How I climbed a 3,000-foot vertical cliff -- without ropes
11 minutes 49 seconds
Imagine being by yourself in the dead center of a 3,000-foot vertical cliff -- without a rope to catch you if you fall. For professional rock climber Alex Honnold, this dizzying scene marked the culmination of a decade-long dream. In a hair-raising talk, he tells the story of how he summited Yosemite's El Capitan, completing one of the most dangerous free solo climbs ever.
The world's most boring television ... and why it's hilariously addictive
18 minutes 6 seconds
You've heard about slow food. Now here's slow ... TV? In this very funny talk, Norwegian television producer Thomas Hellum shares how he and his team began to broadcast long, boring events, often live -- and found a rapt audience. Shows include a 7-hour train journey, an 18-hour fishing expedition and a 5.5-day ferry voyage along the coast of Norway. The results are both beautiful and fascinating. Really.
How my mind came back to life — and no one knew
14 minutes 8 seconds
Imagine being unable to say, "I am hungry," "I am in pain," "thank you," or "I love you,” -- losing your ability to communicate, being trapped inside your body, surrounded by people yet utterly alone. For 13 long years, that was Martin Pistorius’s reality. After contracting a brain infection at the age of twelve, Pistorius lost his ability to control his movements and to speak, and eventually he failed every test for mental awareness. He had become a ghost. But then a strange thing started to happen -- his mind began to knit itself back together. In this moving talk, Pistorius tells how he freed himself from a life locked inside his own body.
The best kindergarten you’ve ever seen
9 minutes 47 seconds
At this school in Tokyo, five-year-olds cause traffic jams and windows are for Santa to climb into. Meet: the world's cutest kindergarten, designed by architect Takaharu Tezuka. In this charming talk, he walks us through a design process that really lets kids be kids.
The brain-changing benefits of exercise
13 minutes 2 seconds
What's the most transformative thing that you can do for your brain today? Exercise! says neuroscientist Wendy Suzuki. Get inspired to go to the gym as Suzuki discusses the science of how working out boosts your mood and memory -- and protects your brain against neurodegenerative diseases like Alzheimer's.
Rodrigo y Gabriela
An electrifying acoustic guitar performance
4 minutes 17 seconds

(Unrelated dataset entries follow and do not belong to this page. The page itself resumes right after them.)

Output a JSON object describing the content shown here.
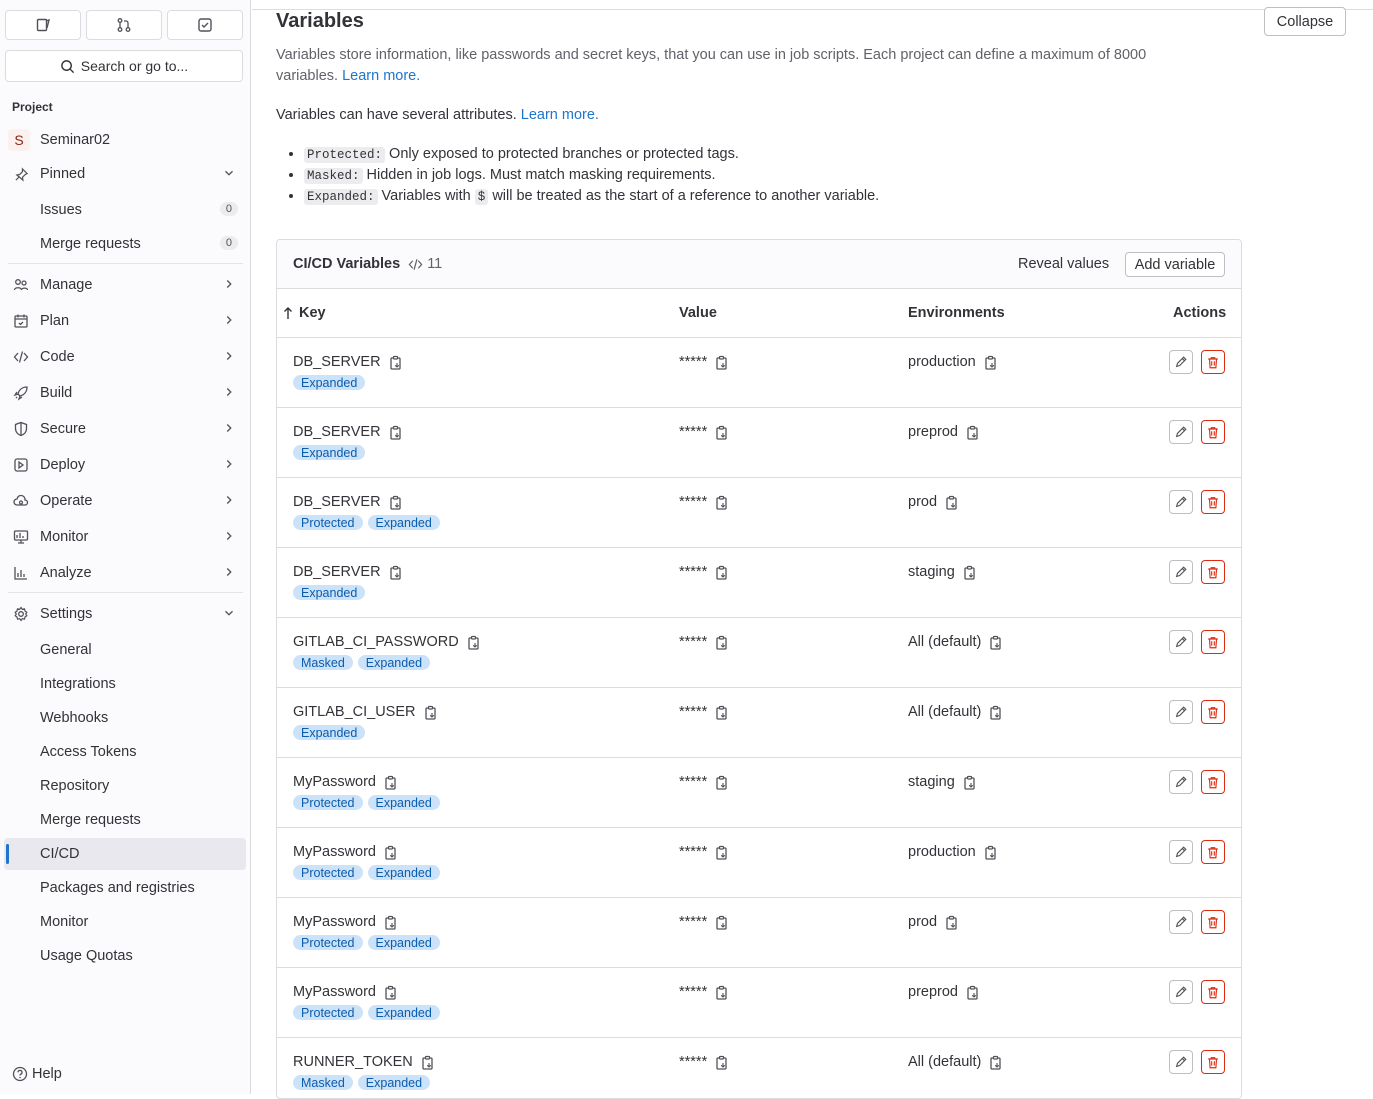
{
  "sidebar": {
    "search_label": "Search or go to...",
    "section_label": "Project",
    "project": {
      "initial": "S",
      "name": "Seminar02"
    },
    "pinned": {
      "label": "Pinned",
      "items": [
        {
          "label": "Issues",
          "count": "0"
        },
        {
          "label": "Merge requests",
          "count": "0"
        }
      ]
    },
    "groups": [
      {
        "label": "Manage",
        "icon": "users-icon"
      },
      {
        "label": "Plan",
        "icon": "calendar-icon"
      },
      {
        "label": "Code",
        "icon": "code-icon"
      },
      {
        "label": "Build",
        "icon": "rocket-icon"
      },
      {
        "label": "Secure",
        "icon": "shield-icon"
      },
      {
        "label": "Deploy",
        "icon": "deploy-icon"
      },
      {
        "label": "Operate",
        "icon": "cloud-gear-icon"
      },
      {
        "label": "Monitor",
        "icon": "monitor-icon"
      },
      {
        "label": "Analyze",
        "icon": "chart-icon"
      }
    ],
    "settings": {
      "label": "Settings",
      "items": [
        "General",
        "Integrations",
        "Webhooks",
        "Access Tokens",
        "Repository",
        "Merge requests",
        "CI/CD",
        "Packages and registries",
        "Monitor",
        "Usage Quotas"
      ],
      "active": "CI/CD"
    },
    "help_label": "Help"
  },
  "main": {
    "title": "Variables",
    "collapse_label": "Collapse",
    "desc_text": "Variables store information, like passwords and secret keys, that you can use in job scripts. Each project can define a maximum of 8000 variables.",
    "learn_more": "Learn more.",
    "attrs_intro": "Variables can have several attributes.",
    "attrs": [
      {
        "code": "Protected:",
        "text": "Only exposed to protected branches or protected tags."
      },
      {
        "code": "Masked:",
        "text": "Hidden in job logs. Must match masking requirements."
      },
      {
        "code": "Expanded:",
        "text_before": "Variables with",
        "inline_code": "$",
        "text_after": "will be treated as the start of a reference to another variable."
      }
    ]
  },
  "card": {
    "title": "CI/CD Variables",
    "count": "11",
    "reveal_label": "Reveal values",
    "add_label": "Add variable",
    "columns": {
      "key": "Key",
      "value": "Value",
      "env": "Environments",
      "actions": "Actions"
    },
    "rows": [
      {
        "key": "DB_SERVER",
        "badges": [
          "Expanded"
        ],
        "value": "*****",
        "env": "production"
      },
      {
        "key": "DB_SERVER",
        "badges": [
          "Expanded"
        ],
        "value": "*****",
        "env": "preprod"
      },
      {
        "key": "DB_SERVER",
        "badges": [
          "Protected",
          "Expanded"
        ],
        "value": "*****",
        "env": "prod"
      },
      {
        "key": "DB_SERVER",
        "badges": [
          "Expanded"
        ],
        "value": "*****",
        "env": "staging"
      },
      {
        "key": "GITLAB_CI_PASSWORD",
        "badges": [
          "Masked",
          "Expanded"
        ],
        "value": "*****",
        "env": "All (default)"
      },
      {
        "key": "GITLAB_CI_USER",
        "badges": [
          "Expanded"
        ],
        "value": "*****",
        "env": "All (default)"
      },
      {
        "key": "MyPassword",
        "badges": [
          "Protected",
          "Expanded"
        ],
        "value": "*****",
        "env": "staging"
      },
      {
        "key": "MyPassword",
        "badges": [
          "Protected",
          "Expanded"
        ],
        "value": "*****",
        "env": "production"
      },
      {
        "key": "MyPassword",
        "badges": [
          "Protected",
          "Expanded"
        ],
        "value": "*****",
        "env": "prod"
      },
      {
        "key": "MyPassword",
        "badges": [
          "Protected",
          "Expanded"
        ],
        "value": "*****",
        "env": "preprod"
      },
      {
        "key": "RUNNER_TOKEN",
        "badges": [
          "Masked",
          "Expanded"
        ],
        "value": "*****",
        "env": "All (default)"
      }
    ]
  }
}
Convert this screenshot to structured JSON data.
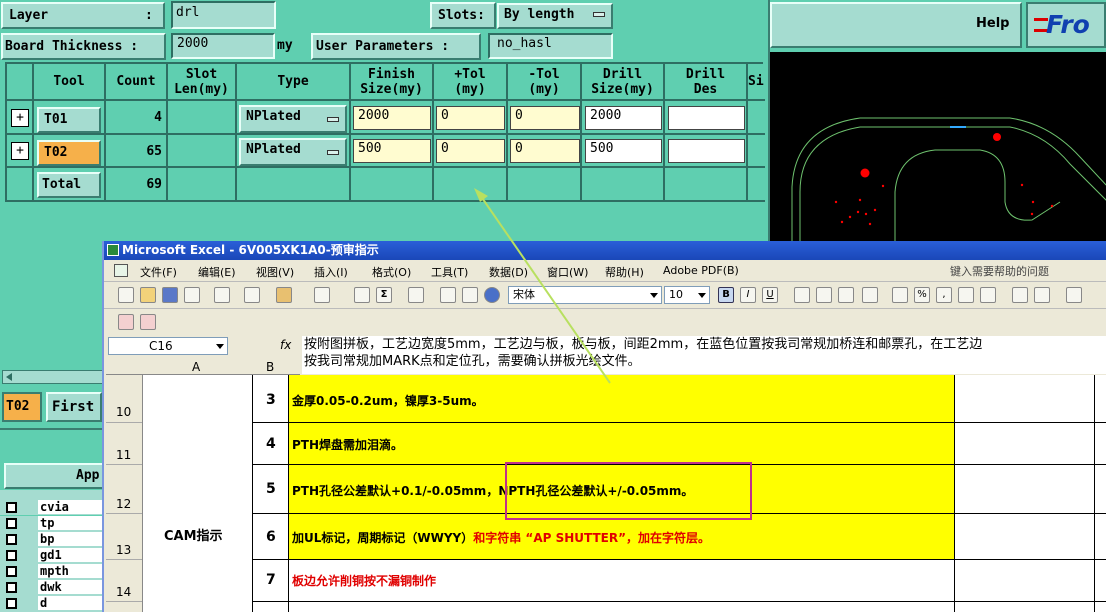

Guitar duo Rodrigo y Gabriela combine furiously fast riffs and dazzling rhythms to create a style that draws on both flamenco guitar and heavy metal in this live performance of their song, "The Soundmaker."